Task details:
Take every line in the entries that includes the word "event" and copy it.

((

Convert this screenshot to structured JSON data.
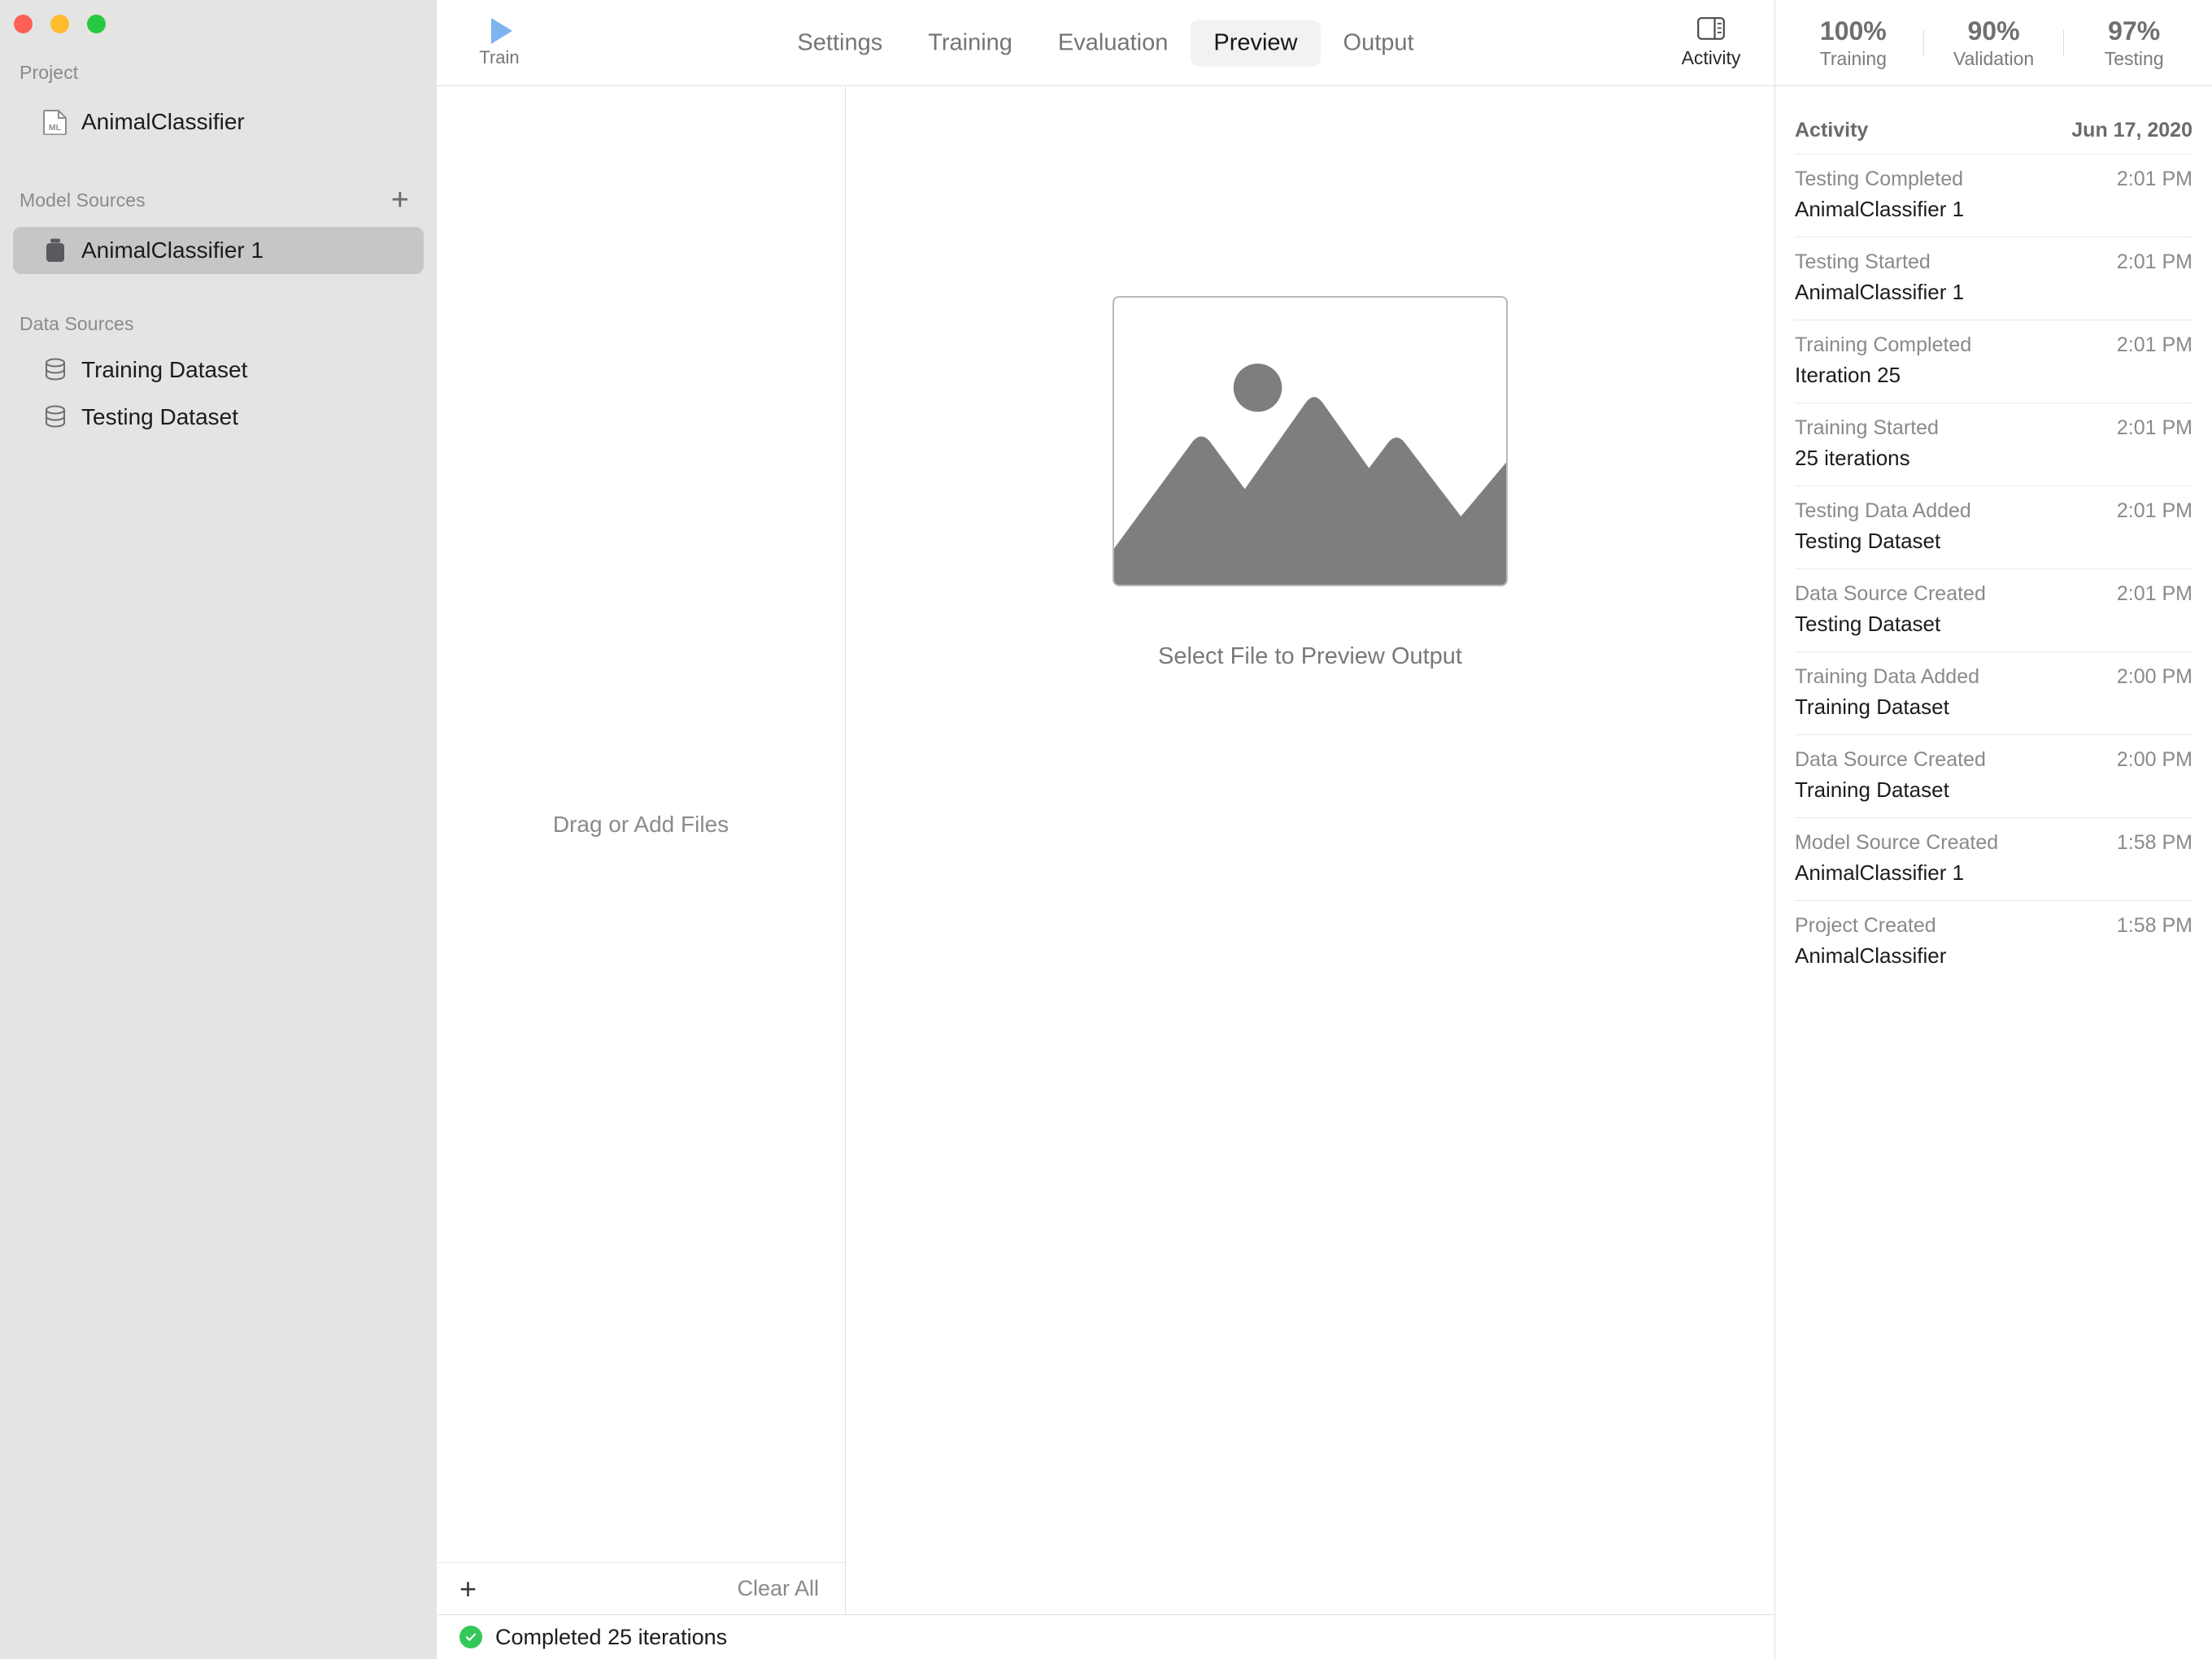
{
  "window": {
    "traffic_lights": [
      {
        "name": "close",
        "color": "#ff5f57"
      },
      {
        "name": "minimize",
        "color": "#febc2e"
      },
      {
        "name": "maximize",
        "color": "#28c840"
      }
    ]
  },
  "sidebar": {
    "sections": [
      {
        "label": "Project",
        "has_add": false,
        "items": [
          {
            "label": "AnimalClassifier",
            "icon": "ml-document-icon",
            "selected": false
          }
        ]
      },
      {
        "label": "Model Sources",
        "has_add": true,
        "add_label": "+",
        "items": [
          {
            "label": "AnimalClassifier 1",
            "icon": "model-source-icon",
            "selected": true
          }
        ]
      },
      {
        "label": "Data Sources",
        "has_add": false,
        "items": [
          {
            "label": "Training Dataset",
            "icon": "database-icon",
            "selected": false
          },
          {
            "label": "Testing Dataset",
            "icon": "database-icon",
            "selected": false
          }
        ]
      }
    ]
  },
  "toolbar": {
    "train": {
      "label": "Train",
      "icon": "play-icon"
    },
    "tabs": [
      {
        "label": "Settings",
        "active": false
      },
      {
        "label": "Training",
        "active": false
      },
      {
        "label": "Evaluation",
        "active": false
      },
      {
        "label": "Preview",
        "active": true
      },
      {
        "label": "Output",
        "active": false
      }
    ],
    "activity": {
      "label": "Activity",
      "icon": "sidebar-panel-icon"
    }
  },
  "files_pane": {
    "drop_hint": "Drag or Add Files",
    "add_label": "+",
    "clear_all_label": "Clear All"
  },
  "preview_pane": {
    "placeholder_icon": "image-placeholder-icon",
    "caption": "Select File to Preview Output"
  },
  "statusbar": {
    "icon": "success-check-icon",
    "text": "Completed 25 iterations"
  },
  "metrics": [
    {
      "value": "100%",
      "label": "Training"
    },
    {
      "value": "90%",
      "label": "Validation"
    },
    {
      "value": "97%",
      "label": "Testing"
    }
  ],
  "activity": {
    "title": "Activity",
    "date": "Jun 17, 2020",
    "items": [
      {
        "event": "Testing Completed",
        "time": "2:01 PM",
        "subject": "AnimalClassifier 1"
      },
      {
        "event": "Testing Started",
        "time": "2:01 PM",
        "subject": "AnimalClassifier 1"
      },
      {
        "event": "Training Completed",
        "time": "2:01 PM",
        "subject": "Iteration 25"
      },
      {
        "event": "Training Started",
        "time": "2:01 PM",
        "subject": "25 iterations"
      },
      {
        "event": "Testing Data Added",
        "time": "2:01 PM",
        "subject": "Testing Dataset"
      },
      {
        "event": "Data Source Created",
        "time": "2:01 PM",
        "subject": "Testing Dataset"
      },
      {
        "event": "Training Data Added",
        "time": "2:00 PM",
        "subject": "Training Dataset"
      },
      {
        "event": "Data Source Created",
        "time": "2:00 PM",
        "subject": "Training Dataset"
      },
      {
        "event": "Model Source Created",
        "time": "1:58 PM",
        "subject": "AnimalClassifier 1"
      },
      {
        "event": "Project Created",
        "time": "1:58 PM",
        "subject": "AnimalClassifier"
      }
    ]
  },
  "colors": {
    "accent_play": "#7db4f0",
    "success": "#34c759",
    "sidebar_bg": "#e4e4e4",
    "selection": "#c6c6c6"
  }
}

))

Answer to this exercise:
        "event": "Testing Completed",
        "event": "Testing Started",
        "event": "Training Completed",
        "event": "Training Started",
        "event": "Testing Data Added",
        "event": "Data Source Created",
        "event": "Training Data Added",
        "event": "Data Source Created",
        "event": "Model Source Created",
        "event": "Project Created",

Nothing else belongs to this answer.